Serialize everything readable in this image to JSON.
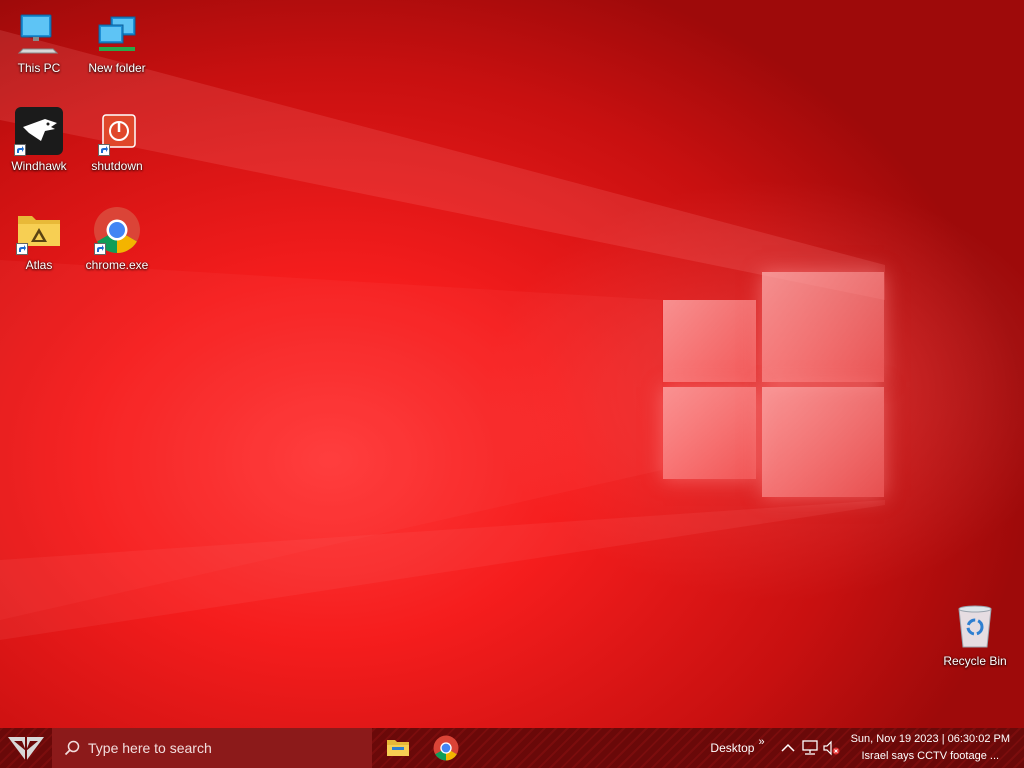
{
  "desktop": {
    "icons": [
      {
        "label": "This PC",
        "icon": "monitor-icon",
        "shortcut": false
      },
      {
        "label": "New folder",
        "icon": "network-computers-icon",
        "shortcut": false
      },
      {
        "label": "Windhawk",
        "icon": "eagle-icon",
        "shortcut": true
      },
      {
        "label": "shutdown",
        "icon": "power-icon",
        "shortcut": true
      },
      {
        "label": "Atlas",
        "icon": "folder-icon",
        "shortcut": true
      },
      {
        "label": "chrome.exe",
        "icon": "chrome-icon",
        "shortcut": true
      },
      {
        "label": "Recycle Bin",
        "icon": "recycle-bin-icon",
        "shortcut": false
      }
    ],
    "wallpaper_color": "#f51d1d"
  },
  "taskbar": {
    "search_placeholder": "Type here to search",
    "pinned": [
      {
        "name": "File Explorer",
        "icon": "file-explorer-icon"
      },
      {
        "name": "Google Chrome",
        "icon": "chrome-icon"
      }
    ],
    "desktop_label": "Desktop",
    "overflow_chevron": "»",
    "tray": {
      "chevron": "^",
      "network_icon": "network-icon",
      "volume_icon": "volume-muted-icon"
    },
    "clock_line1": "Sun, Nov 19 2023 | 06:30:02 PM",
    "clock_line2": "Israel says CCTV footage ...",
    "color": "#6a0909"
  }
}
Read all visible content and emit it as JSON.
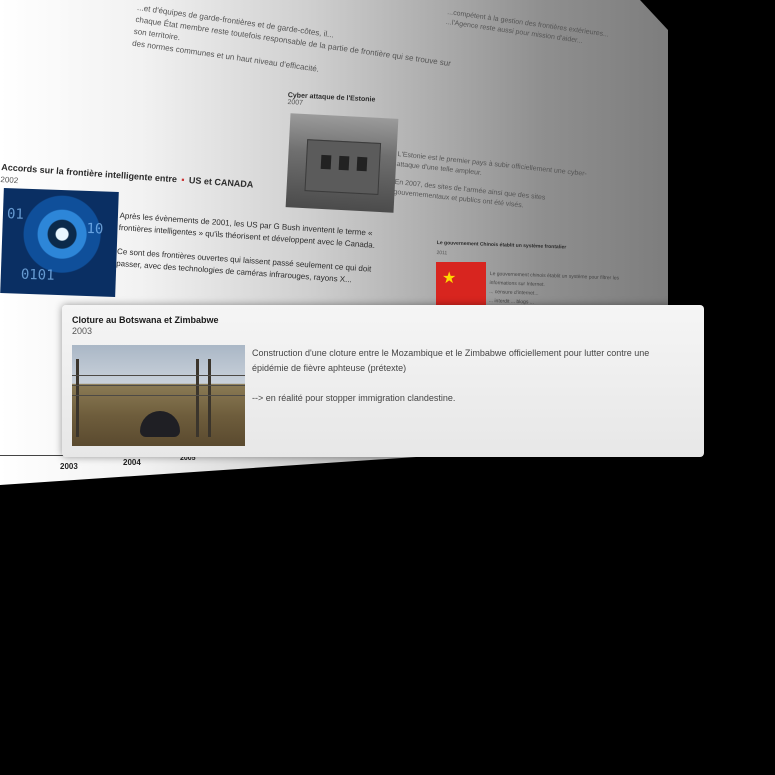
{
  "background_panel": {
    "top_paragraph_lines": [
      "...et d'équipes de garde-frontières et de garde-côtes, il...",
      "chaque État membre reste toutefois responsable de la partie de frontière qui se trouve sur son territoire.",
      "des normes communes et un haut niveau d'efficacité."
    ],
    "right_paragraph_lines": [
      "...compétent à la gestion des frontières extérieures...",
      "...l'Agence reste aussi pour mission d'aider..."
    ]
  },
  "entry_cyber": {
    "title": "Cyber attaque de l'Estonie",
    "year": "2007",
    "text_lines": [
      "L'Estonie est le premier pays à subir officiellement une cyber-attaque d'une telle ampleur.",
      "En 2007, des sites de l'armée ainsi que des sites gouvernementaux et publics ont été visés."
    ]
  },
  "entry_smart_border": {
    "title": "Accords sur la frontière intelligente entre",
    "title_flags": "US et CANADA",
    "year": "2002",
    "paragraph_1": "Après les évènements de 2001, les US par G Bush inventent le terme « frontières intelligentes » qu'ils théorisent et développent avec le Canada.",
    "paragraph_2": "Ce sont des frontières ouvertes qui laissent passé seulement ce qui doit passer, avec des technologies de caméras infrarouges, rayons X..."
  },
  "entry_china": {
    "title": "Le gouvernement Chinois établit un système frontalier",
    "year": "2011",
    "text_lines": [
      "Le gouvernement chinois établit un système pour filtrer les informations sur Internet.",
      "... censure d'internet...",
      "... interdit ... blogs ..."
    ]
  },
  "focused_card": {
    "title": "Cloture au Botswana et Zimbabwe",
    "year": "2003",
    "paragraph_1": "Construction d'une cloture entre le Mozambique et le Zimbabwe officiellement pour lutter contre une épidémie de fièvre aphteuse (prétexte)",
    "paragraph_2": "--> en réalité pour stopper immigration clandestine."
  },
  "axis": {
    "labels": [
      "2003",
      "2004",
      "2005"
    ]
  },
  "colors": {
    "background": "#000000",
    "card_bg": "#eeeeee",
    "flag_red": "#d8251f"
  }
}
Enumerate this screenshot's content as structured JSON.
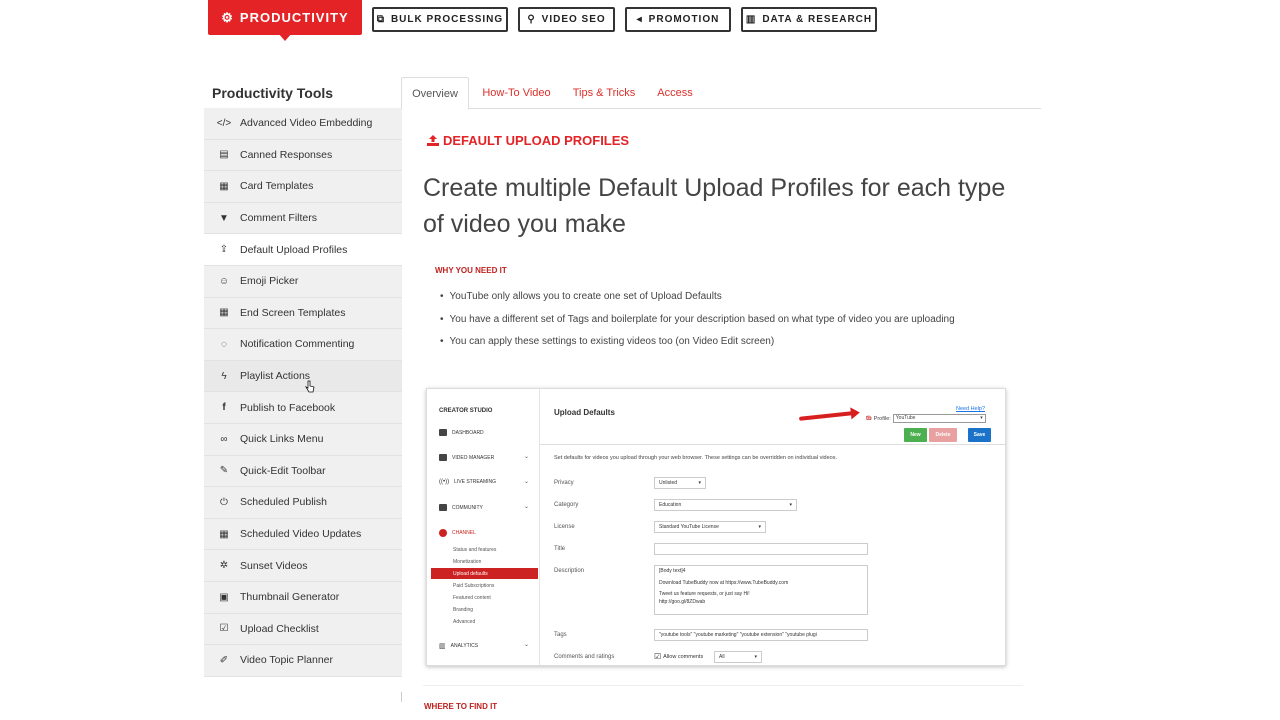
{
  "top_nav": {
    "categories": [
      {
        "label": "PRODUCTIVITY",
        "icon": "gear-icon",
        "active": true
      },
      {
        "label": "BULK PROCESSING",
        "icon": "copy-icon"
      },
      {
        "label": "VIDEO SEO",
        "icon": "search-icon"
      },
      {
        "label": "PROMOTION",
        "icon": "megaphone-icon"
      },
      {
        "label": "DATA & RESEARCH",
        "icon": "bar-chart-icon"
      }
    ]
  },
  "sidebar": {
    "title": "Productivity Tools",
    "items": [
      {
        "label": "Advanced Video Embedding",
        "icon": "code-icon"
      },
      {
        "label": "Canned Responses",
        "icon": "document-icon"
      },
      {
        "label": "Card Templates",
        "icon": "grid-icon"
      },
      {
        "label": "Comment Filters",
        "icon": "filter-icon"
      },
      {
        "label": "Default Upload Profiles",
        "icon": "upload-icon",
        "active": true
      },
      {
        "label": "Emoji Picker",
        "icon": "smiley-icon"
      },
      {
        "label": "End Screen Templates",
        "icon": "grid-icon"
      },
      {
        "label": "Notification Commenting",
        "icon": "comment-icon"
      },
      {
        "label": "Playlist Actions",
        "icon": "bolt-icon",
        "hovered": true
      },
      {
        "label": "Publish to Facebook",
        "icon": "facebook-icon"
      },
      {
        "label": "Quick Links Menu",
        "icon": "link-icon"
      },
      {
        "label": "Quick-Edit Toolbar",
        "icon": "pencil-icon"
      },
      {
        "label": "Scheduled Publish",
        "icon": "power-icon"
      },
      {
        "label": "Scheduled Video Updates",
        "icon": "calendar-icon"
      },
      {
        "label": "Sunset Videos",
        "icon": "spinner-icon"
      },
      {
        "label": "Thumbnail Generator",
        "icon": "image-icon"
      },
      {
        "label": "Upload Checklist",
        "icon": "checkbox-icon"
      },
      {
        "label": "Video Topic Planner",
        "icon": "edit-icon"
      }
    ]
  },
  "tabs": [
    {
      "label": "Overview",
      "active": true
    },
    {
      "label": "How-To Video"
    },
    {
      "label": "Tips & Tricks"
    },
    {
      "label": "Access"
    }
  ],
  "main": {
    "section_heading": "DEFAULT UPLOAD PROFILES",
    "headline": "Create multiple Default Upload Profiles for each type of video you make",
    "why_heading": "WHY YOU NEED IT",
    "bullets": [
      "YouTube only allows you to create one set of Upload Defaults",
      "You have a different set of Tags and boilerplate for your description based on what type of video you are uploading",
      "You can apply these settings to existing videos too (on Video Edit screen)"
    ],
    "where_heading": "WHERE TO FIND IT"
  },
  "screenshot": {
    "nav_title": "CREATOR STUDIO",
    "nav_items": [
      "DASHBOARD",
      "VIDEO MANAGER",
      "LIVE STREAMING",
      "COMMUNITY",
      "CHANNEL",
      "ANALYTICS"
    ],
    "channel_sub": [
      "Status and features",
      "Monetization",
      "Upload defaults",
      "Paid Subscriptions",
      "Featured content",
      "Branding",
      "Advanced"
    ],
    "title": "Upload Defaults",
    "need_help": "Need Help?",
    "profile_label": "Profile:",
    "profile_logo": "tb",
    "profile_value": "YouTube",
    "buttons": {
      "new": "New",
      "delete": "Delete",
      "save": "Save"
    },
    "description": "Set defaults for videos you upload through your web browser. These settings can be overridden on individual videos.",
    "fields": {
      "privacy_label": "Privacy",
      "privacy_value": "Unlisted",
      "category_label": "Category",
      "category_value": "Education",
      "license_label": "License",
      "license_value": "Standard YouTube License",
      "title_label": "Title",
      "title_value": "",
      "description_label": "Description",
      "description_lines": [
        "[Body text]4",
        "Download TubeBuddy now at https://www.TubeBuddy.com",
        "Tweet us feature requests, or just say Hi!",
        "http://goo.gl/8ZDwab"
      ],
      "tags_label": "Tags",
      "tags_value": "\"youtube tools\" \"youtube marketing\" \"youtube extension\" \"youtube plugi",
      "comments_label": "Comments and ratings",
      "allow_comments": "Allow comments",
      "comments_value": "All"
    }
  },
  "colors": {
    "brand_red": "#e32326",
    "link_red": "#d9312c",
    "save_blue": "#1a73c8",
    "new_green": "#4caf50",
    "delete_pink": "#e8a0a0"
  }
}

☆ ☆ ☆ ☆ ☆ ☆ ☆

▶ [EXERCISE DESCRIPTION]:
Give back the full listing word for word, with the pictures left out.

▶ [RESPONSE AREA]:
Serialize everything readable in this image to JSON.
{
  "desktop": {
    "icons": [
      {
        "label": "This PC",
        "icon": "monitor-icon",
        "shortcut": false
      },
      {
        "label": "New folder",
        "icon": "network-computers-icon",
        "shortcut": false
      },
      {
        "label": "Windhawk",
        "icon": "eagle-icon",
        "shortcut": true
      },
      {
        "label": "shutdown",
        "icon": "power-icon",
        "shortcut": true
      },
      {
        "label": "Atlas",
        "icon": "folder-icon",
        "shortcut": true
      },
      {
        "label": "chrome.exe",
        "icon": "chrome-icon",
        "shortcut": true
      },
      {
        "label": "Recycle Bin",
        "icon": "recycle-bin-icon",
        "shortcut": false
      }
    ],
    "wallpaper_color": "#f51d1d"
  },
  "taskbar": {
    "search_placeholder": "Type here to search",
    "pinned": [
      {
        "name": "File Explorer",
        "icon": "file-explorer-icon"
      },
      {
        "name": "Google Chrome",
        "icon": "chrome-icon"
      }
    ],
    "desktop_label": "Desktop",
    "overflow_chevron": "»",
    "tray": {
      "chevron": "^",
      "network_icon": "network-icon",
      "volume_icon": "volume-muted-icon"
    },
    "clock_line1": "Sun, Nov 19 2023 | 06:30:02 PM",
    "clock_line2": "Israel says CCTV footage ...",
    "color": "#6a0909"
  }
}
Read all visible content and emit it as JSON.
{
  "background_panel": {
    "top_paragraph_lines": [
      "...et d'équipes de garde-frontières et de garde-côtes, il...",
      "chaque État membre reste toutefois responsable de la partie de frontière qui se trouve sur son territoire.",
      "des normes communes et un haut niveau d'efficacité."
    ],
    "right_paragraph_lines": [
      "...compétent à la gestion des frontières extérieures...",
      "...l'Agence reste aussi pour mission d'aider..."
    ]
  },
  "entry_cyber": {
    "title": "Cyber attaque de l'Estonie",
    "year": "2007",
    "text_lines": [
      "L'Estonie est le premier pays à subir officiellement une cyber-attaque d'une telle ampleur.",
      "En 2007, des sites de l'armée ainsi que des sites gouvernementaux et publics ont été visés."
    ]
  },
  "entry_smart_border": {
    "title": "Accords sur la frontière intelligente entre",
    "title_flags": "US et CANADA",
    "year": "2002",
    "paragraph_1": "Après les évènements de 2001, les US par G Bush inventent le terme « frontières intelligentes » qu'ils théorisent et développent avec le Canada.",
    "paragraph_2": "Ce sont des frontières ouvertes qui laissent passé seulement ce qui doit passer, avec des technologies de caméras infrarouges, rayons X..."
  },
  "entry_china": {
    "title": "Le gouvernement Chinois établit un système frontalier",
    "year": "2011",
    "text_lines": [
      "Le gouvernement chinois établit un système pour filtrer les informations sur Internet.",
      "... censure d'internet...",
      "... interdit ... blogs ..."
    ]
  },
  "focused_card": {
    "title": "Cloture au Botswana et Zimbabwe",
    "year": "2003",
    "paragraph_1": "Construction d'une cloture entre le Mozambique et le Zimbabwe officiellement pour lutter contre une épidémie de fièvre aphteuse (prétexte)",
    "paragraph_2": "--> en réalité pour stopper immigration clandestine."
  },
  "axis": {
    "labels": [
      "2003",
      "2004",
      "2005"
    ]
  },
  "colors": {
    "background": "#000000",
    "card_bg": "#eeeeee",
    "flag_red": "#d8251f"
  }
}
Enumerate this screenshot's content as structured JSON.
{
  "top_nav": {
    "categories": [
      {
        "label": "PRODUCTIVITY",
        "icon": "gear-icon",
        "active": true
      },
      {
        "label": "BULK PROCESSING",
        "icon": "copy-icon"
      },
      {
        "label": "VIDEO SEO",
        "icon": "search-icon"
      },
      {
        "label": "PROMOTION",
        "icon": "megaphone-icon"
      },
      {
        "label": "DATA & RESEARCH",
        "icon": "bar-chart-icon"
      }
    ]
  },
  "sidebar": {
    "title": "Productivity Tools",
    "items": [
      {
        "label": "Advanced Video Embedding",
        "icon": "code-icon"
      },
      {
        "label": "Canned Responses",
        "icon": "document-icon"
      },
      {
        "label": "Card Templates",
        "icon": "grid-icon"
      },
      {
        "label": "Comment Filters",
        "icon": "filter-icon"
      },
      {
        "label": "Default Upload Profiles",
        "icon": "upload-icon",
        "active": true
      },
      {
        "label": "Emoji Picker",
        "icon": "smiley-icon"
      },
      {
        "label": "End Screen Templates",
        "icon": "grid-icon"
      },
      {
        "label": "Notification Commenting",
        "icon": "comment-icon"
      },
      {
        "label": "Playlist Actions",
        "icon": "bolt-icon",
        "hovered": true
      },
      {
        "label": "Publish to Facebook",
        "icon": "facebook-icon"
      },
      {
        "label": "Quick Links Menu",
        "icon": "link-icon"
      },
      {
        "label": "Quick-Edit Toolbar",
        "icon": "pencil-icon"
      },
      {
        "label": "Scheduled Publish",
        "icon": "power-icon"
      },
      {
        "label": "Scheduled Video Updates",
        "icon": "calendar-icon"
      },
      {
        "label": "Sunset Videos",
        "icon": "spinner-icon"
      },
      {
        "label": "Thumbnail Generator",
        "icon": "image-icon"
      },
      {
        "label": "Upload Checklist",
        "icon": "checkbox-icon"
      },
      {
        "label": "Video Topic Planner",
        "icon": "edit-icon"
      }
    ]
  },
  "tabs": [
    {
      "label": "Overview",
      "active": true
    },
    {
      "label": "How-To Video"
    },
    {
      "label": "Tips & Tricks"
    },
    {
      "label": "Access"
    }
  ],
  "main": {
    "section_heading": "DEFAULT UPLOAD PROFILES",
    "headline": "Create multiple Default Upload Profiles for each type of video you make",
    "why_heading": "WHY YOU NEED IT",
    "bullets": [
      "YouTube only allows you to create one set of Upload Defaults",
      "You have a different set of Tags and boilerplate for your description based on what type of video you are uploading",
      "You can apply these settings to existing videos too (on Video Edit screen)"
    ],
    "where_heading": "WHERE TO FIND IT"
  },
  "screenshot": {
    "nav_title": "CREATOR STUDIO",
    "nav_items": [
      "DASHBOARD",
      "VIDEO MANAGER",
      "LIVE STREAMING",
      "COMMUNITY",
      "CHANNEL",
      "ANALYTICS"
    ],
    "channel_sub": [
      "Status and features",
      "Monetization",
      "Upload defaults",
      "Paid Subscriptions",
      "Featured content",
      "Branding",
      "Advanced"
    ],
    "title": "Upload Defaults",
    "need_help": "Need Help?",
    "profile_label": "Profile:",
    "profile_logo": "tb",
    "profile_value": "YouTube",
    "buttons": {
      "new": "New",
      "delete": "Delete",
      "save": "Save"
    },
    "description": "Set defaults for videos you upload through your web browser. These settings can be overridden on individual videos.",
    "fields": {
      "privacy_label": "Privacy",
      "privacy_value": "Unlisted",
      "category_label": "Category",
      "category_value": "Education",
      "license_label": "License",
      "license_value": "Standard YouTube License",
      "title_label": "Title",
      "title_value": "",
      "description_label": "Description",
      "description_lines": [
        "[Body text]4",
        "Download TubeBuddy now at https://www.TubeBuddy.com",
        "Tweet us feature requests, or just say Hi!",
        "http://goo.gl/8ZDwab"
      ],
      "tags_label": "Tags",
      "tags_value": "\"youtube tools\" \"youtube marketing\" \"youtube extension\" \"youtube plugi",
      "comments_label": "Comments and ratings",
      "allow_comments": "Allow comments",
      "comments_value": "All"
    }
  },
  "colors": {
    "brand_red": "#e32326",
    "link_red": "#d9312c",
    "save_blue": "#1a73c8",
    "new_green": "#4caf50",
    "delete_pink": "#e8a0a0"
  }
}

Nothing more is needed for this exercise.